Records from a dataset:

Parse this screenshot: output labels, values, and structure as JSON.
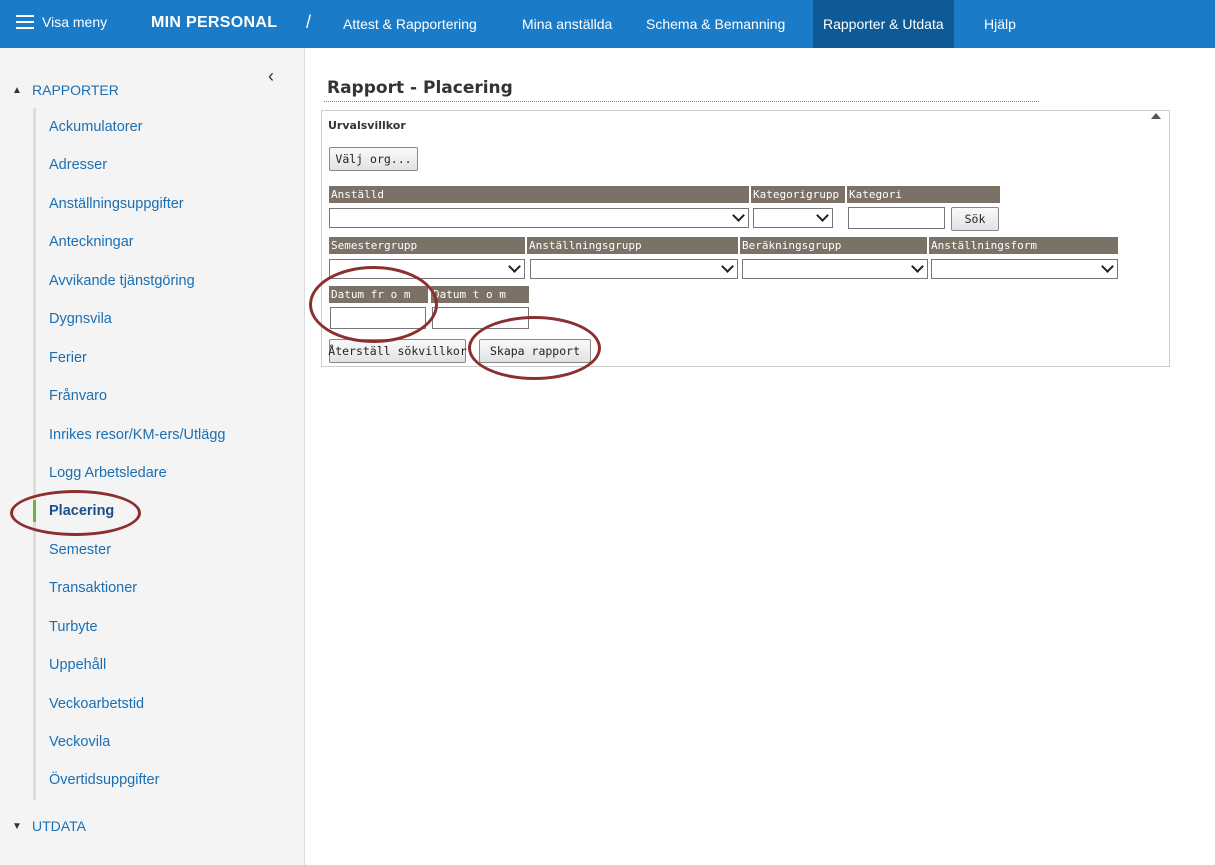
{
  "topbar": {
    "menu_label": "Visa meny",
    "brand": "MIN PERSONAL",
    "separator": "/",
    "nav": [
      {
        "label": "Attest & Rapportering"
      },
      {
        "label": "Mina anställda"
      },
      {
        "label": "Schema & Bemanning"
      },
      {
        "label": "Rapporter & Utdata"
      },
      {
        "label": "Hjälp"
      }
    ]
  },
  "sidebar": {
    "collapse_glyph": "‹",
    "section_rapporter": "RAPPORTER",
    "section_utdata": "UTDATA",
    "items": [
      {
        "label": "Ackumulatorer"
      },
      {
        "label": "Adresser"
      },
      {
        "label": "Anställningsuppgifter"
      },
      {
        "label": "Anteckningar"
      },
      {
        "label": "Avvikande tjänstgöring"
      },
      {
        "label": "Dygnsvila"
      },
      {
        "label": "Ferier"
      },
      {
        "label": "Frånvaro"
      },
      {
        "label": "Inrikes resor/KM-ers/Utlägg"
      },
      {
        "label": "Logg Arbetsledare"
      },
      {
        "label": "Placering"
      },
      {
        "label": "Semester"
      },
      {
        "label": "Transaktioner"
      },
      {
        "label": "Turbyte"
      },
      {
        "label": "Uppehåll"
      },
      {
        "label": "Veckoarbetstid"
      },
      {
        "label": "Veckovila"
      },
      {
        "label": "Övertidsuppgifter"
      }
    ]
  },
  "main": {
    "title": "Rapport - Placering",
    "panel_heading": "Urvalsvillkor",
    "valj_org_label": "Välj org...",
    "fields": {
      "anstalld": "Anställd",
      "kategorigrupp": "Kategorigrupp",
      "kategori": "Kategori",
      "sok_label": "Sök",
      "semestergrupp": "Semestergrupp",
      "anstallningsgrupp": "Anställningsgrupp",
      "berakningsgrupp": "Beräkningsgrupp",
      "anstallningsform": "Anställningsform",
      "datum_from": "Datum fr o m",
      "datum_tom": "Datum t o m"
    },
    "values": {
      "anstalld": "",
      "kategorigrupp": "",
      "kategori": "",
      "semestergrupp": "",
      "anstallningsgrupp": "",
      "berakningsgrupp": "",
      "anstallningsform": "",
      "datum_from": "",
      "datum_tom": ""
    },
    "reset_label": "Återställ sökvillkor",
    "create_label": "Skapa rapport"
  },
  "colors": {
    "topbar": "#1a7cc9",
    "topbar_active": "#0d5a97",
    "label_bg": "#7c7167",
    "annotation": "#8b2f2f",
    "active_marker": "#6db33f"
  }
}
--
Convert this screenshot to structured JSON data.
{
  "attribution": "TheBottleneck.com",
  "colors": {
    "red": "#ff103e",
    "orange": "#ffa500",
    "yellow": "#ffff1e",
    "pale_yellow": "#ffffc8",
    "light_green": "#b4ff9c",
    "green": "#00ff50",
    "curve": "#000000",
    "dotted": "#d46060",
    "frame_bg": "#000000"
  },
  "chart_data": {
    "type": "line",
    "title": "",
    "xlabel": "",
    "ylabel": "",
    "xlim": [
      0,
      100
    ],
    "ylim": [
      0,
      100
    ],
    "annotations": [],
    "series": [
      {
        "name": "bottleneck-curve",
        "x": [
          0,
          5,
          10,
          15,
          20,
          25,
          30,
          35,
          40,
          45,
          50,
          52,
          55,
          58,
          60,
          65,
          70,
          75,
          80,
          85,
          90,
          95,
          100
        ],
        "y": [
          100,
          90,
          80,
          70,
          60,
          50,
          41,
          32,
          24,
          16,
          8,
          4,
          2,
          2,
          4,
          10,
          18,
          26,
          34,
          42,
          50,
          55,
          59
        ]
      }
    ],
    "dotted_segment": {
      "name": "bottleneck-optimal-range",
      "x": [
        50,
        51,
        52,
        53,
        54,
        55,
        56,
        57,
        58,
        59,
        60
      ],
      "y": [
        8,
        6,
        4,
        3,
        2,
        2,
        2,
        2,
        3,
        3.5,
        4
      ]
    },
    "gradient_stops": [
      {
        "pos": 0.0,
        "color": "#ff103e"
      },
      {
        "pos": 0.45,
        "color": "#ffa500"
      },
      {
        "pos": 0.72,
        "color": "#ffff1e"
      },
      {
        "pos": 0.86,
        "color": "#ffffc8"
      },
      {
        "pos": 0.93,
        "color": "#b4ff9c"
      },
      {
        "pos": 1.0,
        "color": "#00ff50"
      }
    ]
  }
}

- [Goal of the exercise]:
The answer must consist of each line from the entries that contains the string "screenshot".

- [Task result]:
Parse this screenshot: output labels, values, and structure as JSON.
Convert this screenshot to structured JSON data.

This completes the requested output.